REDUCING PREJUDICE AND STEREOTYPING IN SCHOOLS. By Walter Stephan. pound;18.50
WE CAN'T TEACH WHAT WE DON'T KNOW: white teachers, multiracial schools. Gary R Howard pound;16.95. Teachers College Press. UK distribution - Eurospan: 0171 240 0856.
Books that help to place anti-racism back on the political and educational agenda are most welcome, but to what extent can we apply American solutions to British problems? These two books are aimed predominantly at schools in the United States.

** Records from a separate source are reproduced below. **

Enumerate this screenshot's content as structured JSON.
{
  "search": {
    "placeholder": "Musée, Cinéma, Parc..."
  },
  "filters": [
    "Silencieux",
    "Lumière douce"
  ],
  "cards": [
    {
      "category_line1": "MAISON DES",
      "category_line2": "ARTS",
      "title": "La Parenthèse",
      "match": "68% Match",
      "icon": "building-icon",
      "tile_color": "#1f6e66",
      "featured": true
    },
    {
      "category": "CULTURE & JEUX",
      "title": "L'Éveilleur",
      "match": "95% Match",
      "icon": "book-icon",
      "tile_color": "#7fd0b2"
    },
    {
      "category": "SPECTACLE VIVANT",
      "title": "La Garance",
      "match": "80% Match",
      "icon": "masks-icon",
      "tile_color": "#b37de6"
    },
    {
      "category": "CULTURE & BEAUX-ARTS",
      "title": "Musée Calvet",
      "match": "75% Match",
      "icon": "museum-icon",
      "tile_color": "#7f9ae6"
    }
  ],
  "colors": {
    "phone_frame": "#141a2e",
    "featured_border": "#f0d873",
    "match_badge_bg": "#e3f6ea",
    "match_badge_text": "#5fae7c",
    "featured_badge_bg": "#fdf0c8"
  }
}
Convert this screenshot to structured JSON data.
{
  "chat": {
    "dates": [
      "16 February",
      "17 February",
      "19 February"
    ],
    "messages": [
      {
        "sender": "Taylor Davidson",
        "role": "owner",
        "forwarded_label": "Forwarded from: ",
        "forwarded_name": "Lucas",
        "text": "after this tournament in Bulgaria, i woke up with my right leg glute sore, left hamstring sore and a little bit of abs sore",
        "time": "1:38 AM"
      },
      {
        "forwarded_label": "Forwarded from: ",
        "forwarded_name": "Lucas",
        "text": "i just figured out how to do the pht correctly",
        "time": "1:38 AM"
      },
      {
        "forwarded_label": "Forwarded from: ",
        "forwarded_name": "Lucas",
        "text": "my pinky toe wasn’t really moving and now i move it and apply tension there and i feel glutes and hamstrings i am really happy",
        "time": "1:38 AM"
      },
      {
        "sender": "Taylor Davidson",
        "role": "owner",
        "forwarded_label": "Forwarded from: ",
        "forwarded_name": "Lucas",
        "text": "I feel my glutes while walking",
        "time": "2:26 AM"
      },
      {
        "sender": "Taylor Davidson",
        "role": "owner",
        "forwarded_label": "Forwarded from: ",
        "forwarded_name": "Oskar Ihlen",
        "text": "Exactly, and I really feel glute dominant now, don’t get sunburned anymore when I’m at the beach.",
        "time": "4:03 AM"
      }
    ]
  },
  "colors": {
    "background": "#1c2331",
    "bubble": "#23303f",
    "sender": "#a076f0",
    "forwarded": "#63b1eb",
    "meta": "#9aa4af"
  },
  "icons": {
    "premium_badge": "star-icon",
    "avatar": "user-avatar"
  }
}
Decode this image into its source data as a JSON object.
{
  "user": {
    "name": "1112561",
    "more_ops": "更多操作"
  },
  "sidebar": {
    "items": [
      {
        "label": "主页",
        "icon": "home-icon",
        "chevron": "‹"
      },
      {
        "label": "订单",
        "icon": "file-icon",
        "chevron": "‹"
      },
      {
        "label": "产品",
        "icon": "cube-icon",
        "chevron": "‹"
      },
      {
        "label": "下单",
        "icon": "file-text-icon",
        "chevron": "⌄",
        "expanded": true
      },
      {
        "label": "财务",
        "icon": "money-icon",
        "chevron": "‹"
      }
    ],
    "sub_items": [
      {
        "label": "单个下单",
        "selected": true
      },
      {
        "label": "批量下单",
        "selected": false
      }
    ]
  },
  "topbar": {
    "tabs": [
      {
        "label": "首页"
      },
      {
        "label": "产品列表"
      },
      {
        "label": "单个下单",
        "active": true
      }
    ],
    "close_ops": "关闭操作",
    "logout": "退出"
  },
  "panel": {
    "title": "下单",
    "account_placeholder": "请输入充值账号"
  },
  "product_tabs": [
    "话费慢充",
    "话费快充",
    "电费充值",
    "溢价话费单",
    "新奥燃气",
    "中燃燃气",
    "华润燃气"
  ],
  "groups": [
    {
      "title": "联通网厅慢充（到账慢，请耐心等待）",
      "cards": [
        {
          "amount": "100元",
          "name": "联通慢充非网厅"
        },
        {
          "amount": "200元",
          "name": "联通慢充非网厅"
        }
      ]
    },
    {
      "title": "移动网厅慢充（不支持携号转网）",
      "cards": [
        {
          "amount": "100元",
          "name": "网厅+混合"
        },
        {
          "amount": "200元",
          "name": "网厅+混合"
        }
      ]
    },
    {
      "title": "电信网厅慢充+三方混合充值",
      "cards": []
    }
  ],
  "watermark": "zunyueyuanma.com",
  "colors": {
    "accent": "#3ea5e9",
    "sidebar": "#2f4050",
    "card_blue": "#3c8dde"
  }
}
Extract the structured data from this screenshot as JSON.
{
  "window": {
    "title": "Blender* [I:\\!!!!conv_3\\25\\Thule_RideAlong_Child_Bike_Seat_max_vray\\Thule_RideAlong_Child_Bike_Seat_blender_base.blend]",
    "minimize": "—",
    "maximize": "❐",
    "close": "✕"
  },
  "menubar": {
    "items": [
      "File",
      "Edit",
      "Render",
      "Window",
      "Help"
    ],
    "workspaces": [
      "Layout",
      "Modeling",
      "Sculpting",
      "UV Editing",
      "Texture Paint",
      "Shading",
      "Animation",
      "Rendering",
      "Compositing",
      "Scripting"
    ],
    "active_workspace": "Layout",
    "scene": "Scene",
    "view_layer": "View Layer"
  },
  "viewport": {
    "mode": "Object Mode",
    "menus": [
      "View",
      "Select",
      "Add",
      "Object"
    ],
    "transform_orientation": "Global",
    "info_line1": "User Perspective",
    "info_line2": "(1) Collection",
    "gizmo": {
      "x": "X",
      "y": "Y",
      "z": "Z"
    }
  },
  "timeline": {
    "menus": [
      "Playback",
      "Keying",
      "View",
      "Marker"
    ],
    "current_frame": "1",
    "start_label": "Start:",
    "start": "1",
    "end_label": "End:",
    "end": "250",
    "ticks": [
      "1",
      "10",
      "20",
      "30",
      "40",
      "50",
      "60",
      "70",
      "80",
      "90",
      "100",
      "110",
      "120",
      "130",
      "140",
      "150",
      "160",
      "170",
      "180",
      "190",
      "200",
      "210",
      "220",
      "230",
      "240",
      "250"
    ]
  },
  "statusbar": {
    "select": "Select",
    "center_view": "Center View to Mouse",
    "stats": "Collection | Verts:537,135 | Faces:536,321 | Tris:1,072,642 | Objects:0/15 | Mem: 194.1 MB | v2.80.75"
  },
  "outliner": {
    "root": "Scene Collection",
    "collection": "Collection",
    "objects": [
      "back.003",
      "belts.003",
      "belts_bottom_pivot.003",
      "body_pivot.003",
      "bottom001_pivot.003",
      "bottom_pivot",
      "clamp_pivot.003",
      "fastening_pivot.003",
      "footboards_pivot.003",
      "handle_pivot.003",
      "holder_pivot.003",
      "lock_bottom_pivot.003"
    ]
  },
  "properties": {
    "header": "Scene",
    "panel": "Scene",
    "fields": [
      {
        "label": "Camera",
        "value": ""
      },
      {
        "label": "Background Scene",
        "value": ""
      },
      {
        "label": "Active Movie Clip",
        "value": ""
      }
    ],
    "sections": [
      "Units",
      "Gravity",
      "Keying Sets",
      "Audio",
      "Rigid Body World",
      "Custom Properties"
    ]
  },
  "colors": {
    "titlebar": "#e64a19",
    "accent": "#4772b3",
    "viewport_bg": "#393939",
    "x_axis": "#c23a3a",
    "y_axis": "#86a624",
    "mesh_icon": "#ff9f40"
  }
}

But they have some value at a time when schools are looking for fresh guidance on multicultural education and trying not to repeat the mistakes of the 1980s. And many of the points they raise fit the national curriculum directives for teaching citizenship.
Reducing Prejudice and Stereotyping in Schools draws predominantly on psychological perspectives and reviews more than 500 research projects. Precisely because of this wealth of information it is better as a source of reference than as a cover-to-cover read.
The concluding chapters, which cover the organisational culture of educational establishments and the need for the support of senior management in confronting racism, are the most relevant to Britain. The section on "Codes of Conduct and Incentives" could be applied to the home-school agreements that will be in place here in September. Another useful recommendation is that "intergroup relation skills should be a routine part of every teacher's training".
The title of We Can't Teach What We Don't Know is borrowed from a speech by Malcolm X. Author Gary Howard uses a mixture of personal reflection, case studies collected over 20 years, and theory in guidance to white teachers which avoids the "shame-and-blame" approach and the simplistic tone of political correctness.
He asks: "How can I be anti-racist without appearing anti-white?" Part of the answer, he says is in understanding that "the 'enemy' is dominance itself, not white people". He argues that change is possible (at this point I found myself drowning in the "White Educators and the River of Change" imagery) and suggests an action plan for achieving it, but cautions that understanding "whiteness", could surface as "the new intellectual fetish" - a fad that may disappear, leaving unresolved issues of power and privilege.
Marie Parker-Jenkins is professor of research in education at the University of Derby